There are three main goals of the JD demonstration herd project. The first goal is to measure the incidence of clinical disease within a herd. Previous studies suggest that as infection rate in a herd decreases, the number of clinical cases observed will also decrease. Incidence of clinical disease along with whole herd or partial herd testing allows a good estimate of herd prevalence of infection. This is a critical parameter to measure since the overall goal of the demonstration herds is to show that proper management practices will decrease the prevalence of disease over time.

The second goal is to determine the percentage of animals that are removed from a herd based on test results without any evidence of clinical disease. This measure allows us to evaluate how producers manage using test results and also can be used, along with incidence of clinical disease, to determine if infected animals are more likely to be removed from the herd compared to test negative cattle. Some research has shown that test positive cattle are more likely to be removed, but it is unclear whether this is based on test status, or progression of the clinical disease and subsequent removal.

The last goal, which may be the most difficult to reach, is to measure the risk of spreading the infection to other animals in the herd. Presently, this requires a risk assessment which is based on basic research information but not been confirmed by field-based studies. A potential outcome from the demonstration herd project is to determine the most critical management practices associated with decreased prevalence of infection. Ultimately, veterinarians may be able to prioritize management practices based on current herd practices and those that have been proven to decrease prevalence in other operations. Hopefully, with increased producer participation in the voluntary control program and using the data generated from the demonstration herd project, we can work together to stop this epidemic.

The demonstration herd project is a 5-7 year project where farms are monitored over this period for changes in management practices and prevalence of MAP infection.
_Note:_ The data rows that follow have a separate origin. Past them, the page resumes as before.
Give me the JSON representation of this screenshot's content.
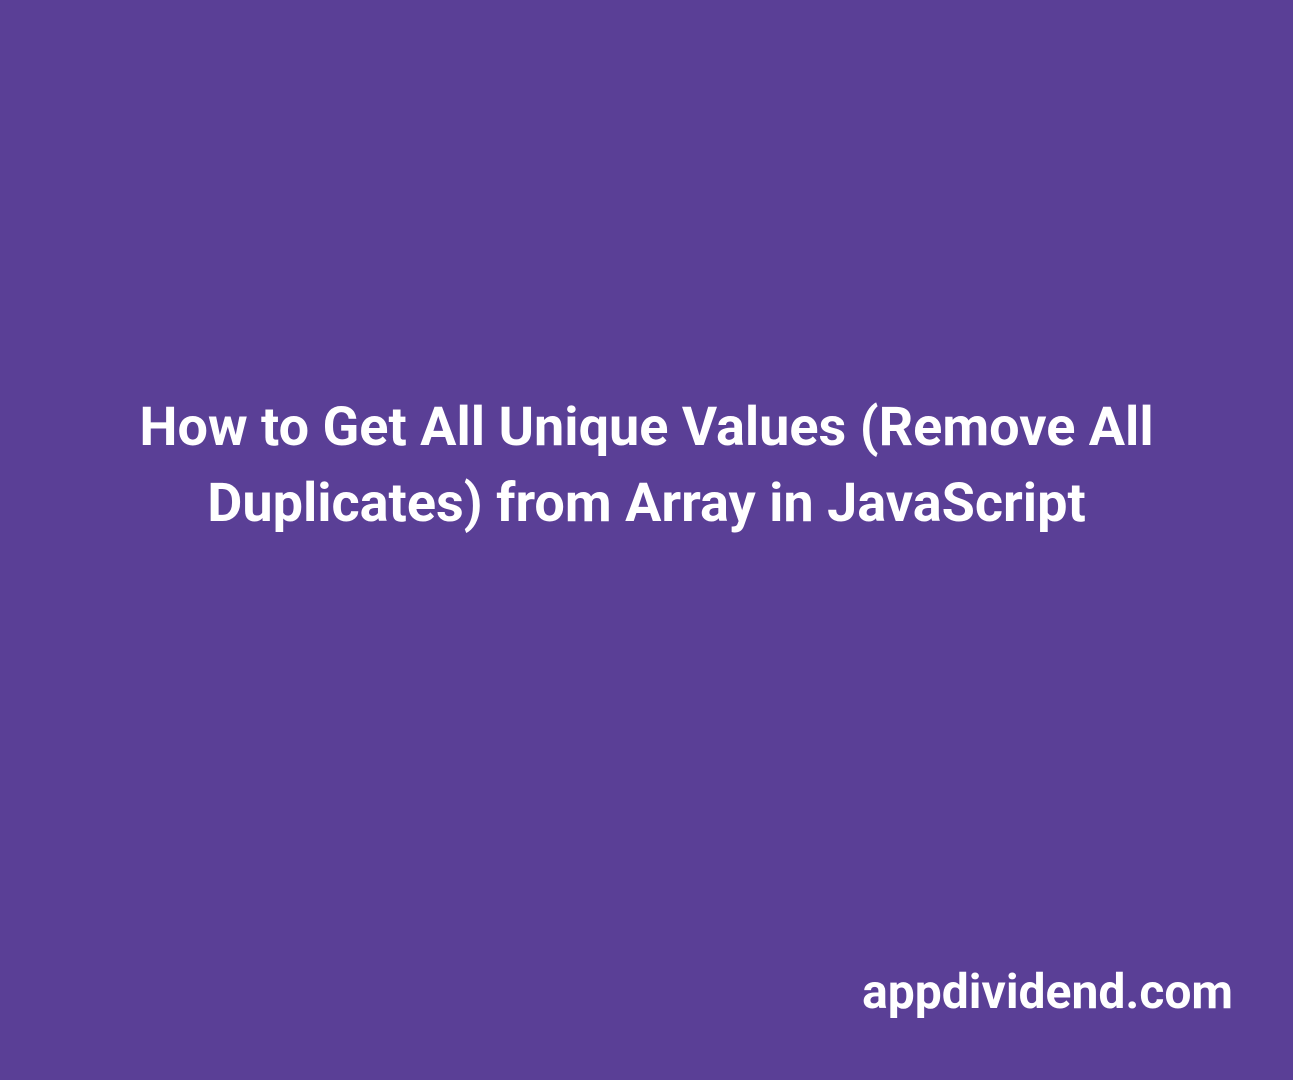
{
  "title": "How to Get All Unique Values (Remove All Duplicates) from Array in JavaScript",
  "site_name": "appdividend.com"
}
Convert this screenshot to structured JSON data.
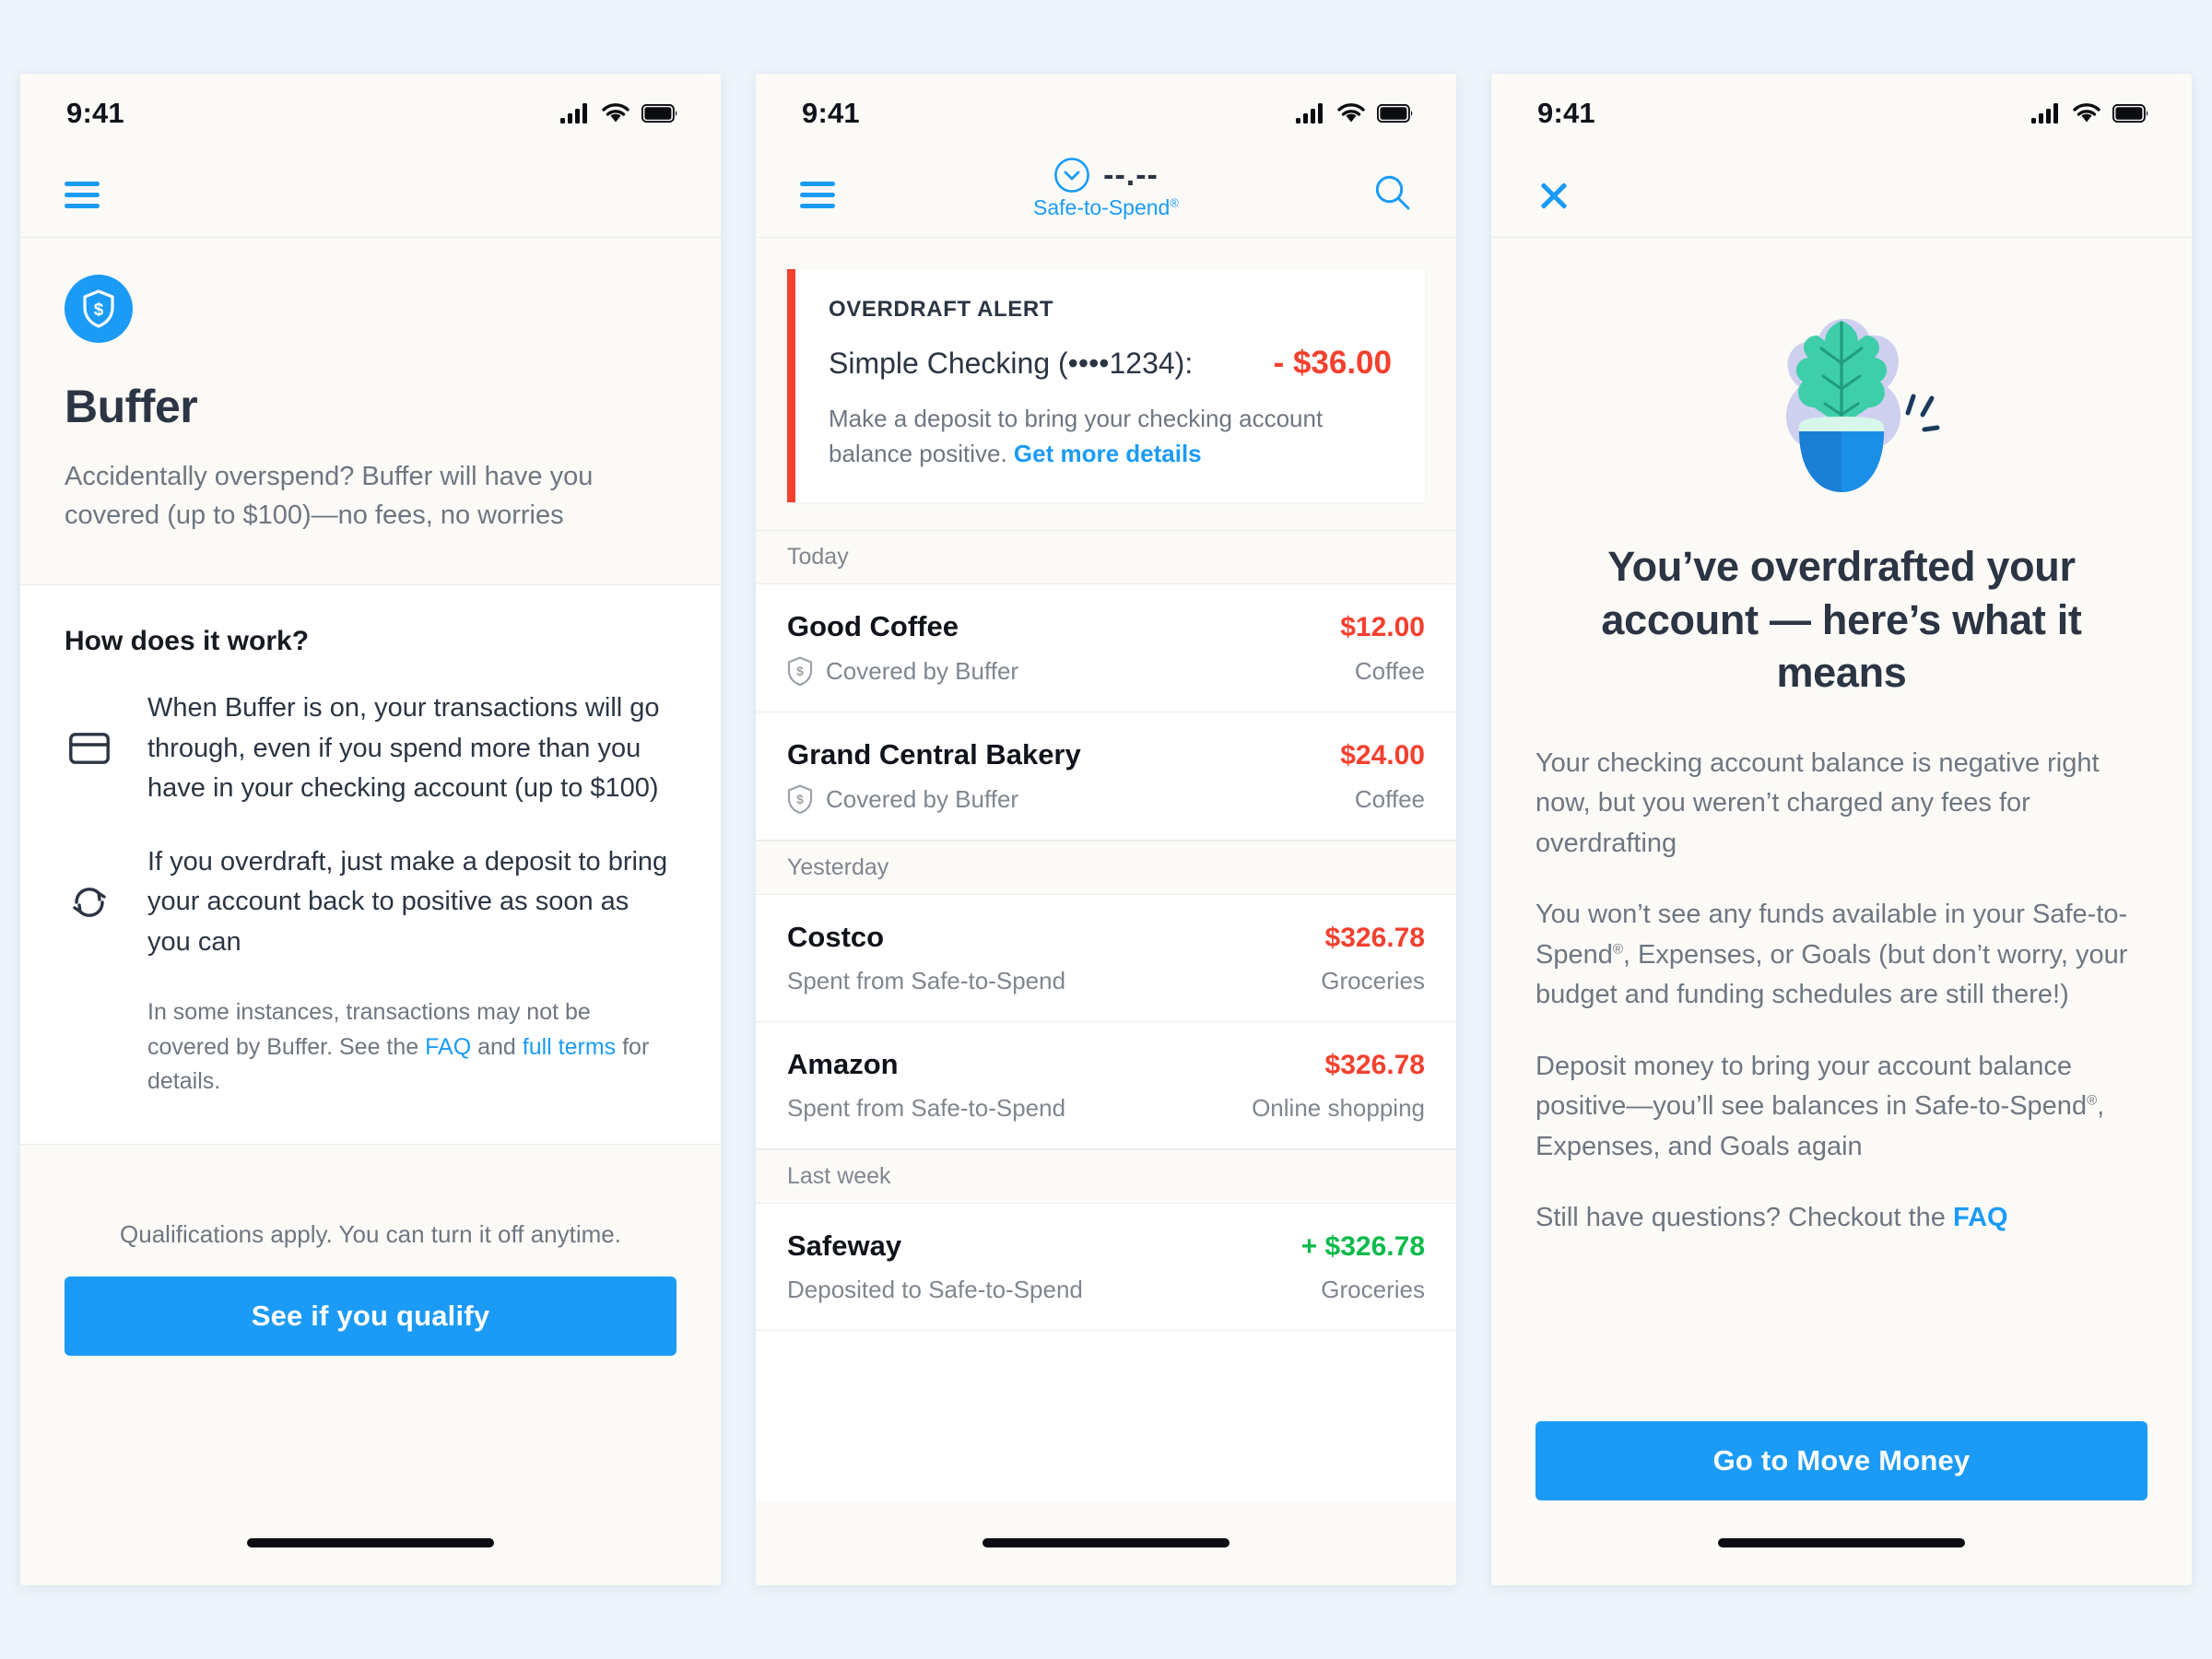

One huge obstacle to overcome in researching this infection is the long time between exposure and subsequent clinical disease. This is the reason for monitoring farms over multiple years. The bottom line is that prevalence of infection in the herd today is a result of management practices in place over the last 3-5 years.

Post-mortem studies on dairy cattle with suspected Mycobacterium avium ssp paratuberculosis infection: Evaluation of testing strategies

Lombard JE, Antognoli MC, Hirst HL, Dennis MM, Jensen SM, Salman MD, Garry FB. Use of antemortem tests to identify cattle with disseminated Mycobacterium avium ssp. paratuberculosis infection detected by postmortem culture of 15 tissues. Proc 8th Intnl. Colloquium Paratuberculosis, 2005.

The purpose of this study is to evaluate the occurrence of disseminated infection with MAP in dairy cattle. Most of the work to date has focused on infection of the gastrointestinal tract, although it is known that the infectious organism distributes throughout other tissues in the body. Understanding when and how this organism gets distributed to other tissues is important for understanding the course of disease, the ability of the organism to transmit to offspring, and the potential of distributing the infectious agent in tissues intended for human consumption. We are identifying the occurrence of disseminated infection in cattle and evaluating whether antemortem tests can adequately identify this form of the disease.